Atrish is also keen to point out that the monitoring devices are not the most important part of what PCL does.
“We are device agnostic. We have our watch and our other device which are integrated, but still we are also integrating Apple Watch, Samsung watches and Fitbit as well. So we are building an ecosystem where a lot of sensors are being integrated. Our vision is to become a data analytics company, which is ultimately going to provide disease-specific alerts.”
This openness to integration is key to PCL’s commercial model, which will see the company focus initially on the domiciliary care (in-home care) market, as well as care homes, occupational health and hospitals.
“We are making sure that our system is easily plugged into other systems,” says Atrish. “We want to make it a seamless process, so if a company in domiciliary care has got software already, we will be able to provide them with the API key so they can integrate seamlessly with us.”
Aging-in-place: the future of connected care
Up till now, the company has been bootstrapped by Atrish, but the company has recently started fundraising. Targeting £750k to £1 million, PCL has already raised more than half of its goal.
“We’ve got some really promising investors who want to come on board,” says Atrish, who hopes to move quickly from the company’s initial focus on the UK market to target the US and beyond.

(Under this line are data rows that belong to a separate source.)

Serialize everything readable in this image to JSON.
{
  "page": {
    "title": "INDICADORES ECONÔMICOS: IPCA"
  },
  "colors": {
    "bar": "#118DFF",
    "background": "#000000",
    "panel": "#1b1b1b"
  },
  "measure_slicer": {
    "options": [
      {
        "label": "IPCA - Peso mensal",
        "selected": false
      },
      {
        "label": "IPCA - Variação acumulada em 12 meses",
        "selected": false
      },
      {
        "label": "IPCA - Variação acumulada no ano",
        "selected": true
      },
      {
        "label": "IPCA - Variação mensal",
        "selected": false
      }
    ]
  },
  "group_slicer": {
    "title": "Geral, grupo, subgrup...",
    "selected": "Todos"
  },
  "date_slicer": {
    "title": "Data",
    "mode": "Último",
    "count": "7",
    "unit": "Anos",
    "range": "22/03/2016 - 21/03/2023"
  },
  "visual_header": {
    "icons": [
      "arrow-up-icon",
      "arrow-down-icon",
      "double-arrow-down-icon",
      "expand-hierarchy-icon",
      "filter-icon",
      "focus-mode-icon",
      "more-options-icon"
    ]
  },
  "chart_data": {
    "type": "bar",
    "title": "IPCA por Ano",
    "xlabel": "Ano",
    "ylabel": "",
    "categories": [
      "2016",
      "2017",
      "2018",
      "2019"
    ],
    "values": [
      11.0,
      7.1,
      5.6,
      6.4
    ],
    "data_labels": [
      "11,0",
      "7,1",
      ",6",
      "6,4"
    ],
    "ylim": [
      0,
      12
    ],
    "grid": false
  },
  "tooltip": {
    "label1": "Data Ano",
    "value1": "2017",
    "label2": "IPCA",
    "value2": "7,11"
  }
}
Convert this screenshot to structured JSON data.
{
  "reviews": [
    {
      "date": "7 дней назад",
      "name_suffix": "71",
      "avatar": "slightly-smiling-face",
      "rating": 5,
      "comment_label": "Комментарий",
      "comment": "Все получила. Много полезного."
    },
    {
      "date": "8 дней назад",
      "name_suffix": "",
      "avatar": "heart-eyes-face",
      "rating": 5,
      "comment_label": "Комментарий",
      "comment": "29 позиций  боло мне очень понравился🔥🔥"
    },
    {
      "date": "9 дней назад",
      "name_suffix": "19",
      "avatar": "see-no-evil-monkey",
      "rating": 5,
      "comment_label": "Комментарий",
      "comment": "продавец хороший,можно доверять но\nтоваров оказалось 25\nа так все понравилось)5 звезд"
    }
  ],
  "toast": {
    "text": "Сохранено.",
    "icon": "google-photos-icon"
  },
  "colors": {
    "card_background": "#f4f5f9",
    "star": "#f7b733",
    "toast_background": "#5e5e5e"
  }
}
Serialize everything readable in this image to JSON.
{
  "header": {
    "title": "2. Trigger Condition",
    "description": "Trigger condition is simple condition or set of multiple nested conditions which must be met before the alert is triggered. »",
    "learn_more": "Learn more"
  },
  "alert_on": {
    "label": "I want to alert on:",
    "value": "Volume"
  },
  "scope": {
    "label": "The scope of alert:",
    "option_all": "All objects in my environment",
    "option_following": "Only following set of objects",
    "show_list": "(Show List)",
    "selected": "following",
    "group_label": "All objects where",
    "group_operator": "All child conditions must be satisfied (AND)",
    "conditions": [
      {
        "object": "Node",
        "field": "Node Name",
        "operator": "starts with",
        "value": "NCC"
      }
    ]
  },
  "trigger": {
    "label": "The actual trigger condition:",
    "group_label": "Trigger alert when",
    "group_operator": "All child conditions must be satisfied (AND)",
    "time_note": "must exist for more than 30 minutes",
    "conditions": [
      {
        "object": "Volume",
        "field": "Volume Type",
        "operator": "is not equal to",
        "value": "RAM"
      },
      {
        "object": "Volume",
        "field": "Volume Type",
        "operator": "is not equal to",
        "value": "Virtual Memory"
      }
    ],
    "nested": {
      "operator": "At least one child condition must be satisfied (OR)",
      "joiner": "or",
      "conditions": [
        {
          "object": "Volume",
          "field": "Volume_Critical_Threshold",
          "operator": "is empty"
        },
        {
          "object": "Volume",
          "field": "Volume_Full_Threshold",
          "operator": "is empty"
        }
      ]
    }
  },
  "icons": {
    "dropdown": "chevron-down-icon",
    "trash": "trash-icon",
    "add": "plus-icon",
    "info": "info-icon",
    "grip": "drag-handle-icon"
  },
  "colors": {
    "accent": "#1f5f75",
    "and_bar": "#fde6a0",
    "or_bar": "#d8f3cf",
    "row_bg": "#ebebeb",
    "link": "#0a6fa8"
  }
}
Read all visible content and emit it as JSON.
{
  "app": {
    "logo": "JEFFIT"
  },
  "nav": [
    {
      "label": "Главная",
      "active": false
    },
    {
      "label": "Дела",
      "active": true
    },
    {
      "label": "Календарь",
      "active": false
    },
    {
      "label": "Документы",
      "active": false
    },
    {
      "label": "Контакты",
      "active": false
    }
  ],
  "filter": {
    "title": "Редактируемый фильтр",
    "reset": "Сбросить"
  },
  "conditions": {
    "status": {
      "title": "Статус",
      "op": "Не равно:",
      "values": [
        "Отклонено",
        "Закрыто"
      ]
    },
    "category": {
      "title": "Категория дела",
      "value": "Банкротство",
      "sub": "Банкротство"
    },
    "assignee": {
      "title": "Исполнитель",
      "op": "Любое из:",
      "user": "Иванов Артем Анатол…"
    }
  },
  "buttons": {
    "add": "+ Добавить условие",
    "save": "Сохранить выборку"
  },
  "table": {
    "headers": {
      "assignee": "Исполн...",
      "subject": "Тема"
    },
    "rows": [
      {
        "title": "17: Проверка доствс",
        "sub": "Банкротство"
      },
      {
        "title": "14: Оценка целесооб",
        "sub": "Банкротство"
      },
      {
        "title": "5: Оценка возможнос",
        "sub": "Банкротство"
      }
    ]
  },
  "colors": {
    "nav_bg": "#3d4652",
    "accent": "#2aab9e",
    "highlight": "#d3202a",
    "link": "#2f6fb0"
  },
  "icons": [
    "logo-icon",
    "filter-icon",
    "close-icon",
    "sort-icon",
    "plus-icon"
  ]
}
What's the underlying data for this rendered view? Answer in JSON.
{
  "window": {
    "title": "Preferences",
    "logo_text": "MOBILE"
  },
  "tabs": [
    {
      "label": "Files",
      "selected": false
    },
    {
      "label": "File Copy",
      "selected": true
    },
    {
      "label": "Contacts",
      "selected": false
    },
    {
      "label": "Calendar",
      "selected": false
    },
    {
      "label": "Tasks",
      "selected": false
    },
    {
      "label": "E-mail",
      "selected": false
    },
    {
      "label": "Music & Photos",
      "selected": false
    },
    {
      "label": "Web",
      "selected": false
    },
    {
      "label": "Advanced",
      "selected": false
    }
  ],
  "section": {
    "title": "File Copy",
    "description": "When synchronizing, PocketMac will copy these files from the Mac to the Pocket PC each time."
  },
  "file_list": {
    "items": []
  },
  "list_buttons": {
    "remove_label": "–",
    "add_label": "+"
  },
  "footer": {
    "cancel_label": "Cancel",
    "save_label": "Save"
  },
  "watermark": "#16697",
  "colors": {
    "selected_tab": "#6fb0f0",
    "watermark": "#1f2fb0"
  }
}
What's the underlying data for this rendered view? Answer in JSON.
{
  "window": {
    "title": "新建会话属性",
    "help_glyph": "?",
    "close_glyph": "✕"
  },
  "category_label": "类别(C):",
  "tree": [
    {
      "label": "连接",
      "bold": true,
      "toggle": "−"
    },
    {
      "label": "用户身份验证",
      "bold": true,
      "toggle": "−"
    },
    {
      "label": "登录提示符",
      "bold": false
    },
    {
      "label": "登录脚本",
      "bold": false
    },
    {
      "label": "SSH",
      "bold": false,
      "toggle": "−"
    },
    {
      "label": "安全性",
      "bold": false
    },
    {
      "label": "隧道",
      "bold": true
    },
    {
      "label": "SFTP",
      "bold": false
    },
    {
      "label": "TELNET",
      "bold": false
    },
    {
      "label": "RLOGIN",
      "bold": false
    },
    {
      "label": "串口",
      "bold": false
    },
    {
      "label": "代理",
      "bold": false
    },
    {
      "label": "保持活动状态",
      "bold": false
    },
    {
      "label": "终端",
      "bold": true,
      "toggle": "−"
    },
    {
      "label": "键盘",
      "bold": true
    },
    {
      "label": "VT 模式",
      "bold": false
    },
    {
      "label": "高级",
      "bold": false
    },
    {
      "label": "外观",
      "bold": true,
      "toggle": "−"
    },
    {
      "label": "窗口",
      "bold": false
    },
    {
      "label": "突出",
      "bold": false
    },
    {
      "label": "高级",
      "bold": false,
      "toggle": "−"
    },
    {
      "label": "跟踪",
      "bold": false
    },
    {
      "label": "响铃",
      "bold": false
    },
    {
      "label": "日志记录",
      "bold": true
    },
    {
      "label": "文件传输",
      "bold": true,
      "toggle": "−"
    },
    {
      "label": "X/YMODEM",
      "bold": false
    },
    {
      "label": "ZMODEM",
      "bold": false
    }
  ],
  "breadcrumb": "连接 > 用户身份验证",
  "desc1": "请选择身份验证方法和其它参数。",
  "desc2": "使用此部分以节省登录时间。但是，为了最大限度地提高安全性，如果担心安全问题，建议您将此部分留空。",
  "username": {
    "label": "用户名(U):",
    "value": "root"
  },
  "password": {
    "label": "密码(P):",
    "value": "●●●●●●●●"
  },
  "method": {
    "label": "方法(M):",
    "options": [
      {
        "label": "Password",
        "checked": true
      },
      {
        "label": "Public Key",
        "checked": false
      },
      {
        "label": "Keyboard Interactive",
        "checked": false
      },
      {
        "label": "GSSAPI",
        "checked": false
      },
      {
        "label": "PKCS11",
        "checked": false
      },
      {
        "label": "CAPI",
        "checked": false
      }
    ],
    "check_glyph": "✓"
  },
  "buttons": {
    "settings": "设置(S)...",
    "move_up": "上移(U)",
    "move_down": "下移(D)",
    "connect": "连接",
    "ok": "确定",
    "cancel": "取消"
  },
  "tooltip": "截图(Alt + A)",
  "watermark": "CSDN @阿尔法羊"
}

“We have a highly scalable model, solving the problem of connected care,” she adds. “We are trying to be as nimble as possible, and very modular, so we can be part of something bigger as well. We are not an EHR, we are not telemedicine, we are something small, but very important. So I see us being a global brand within couple of years.”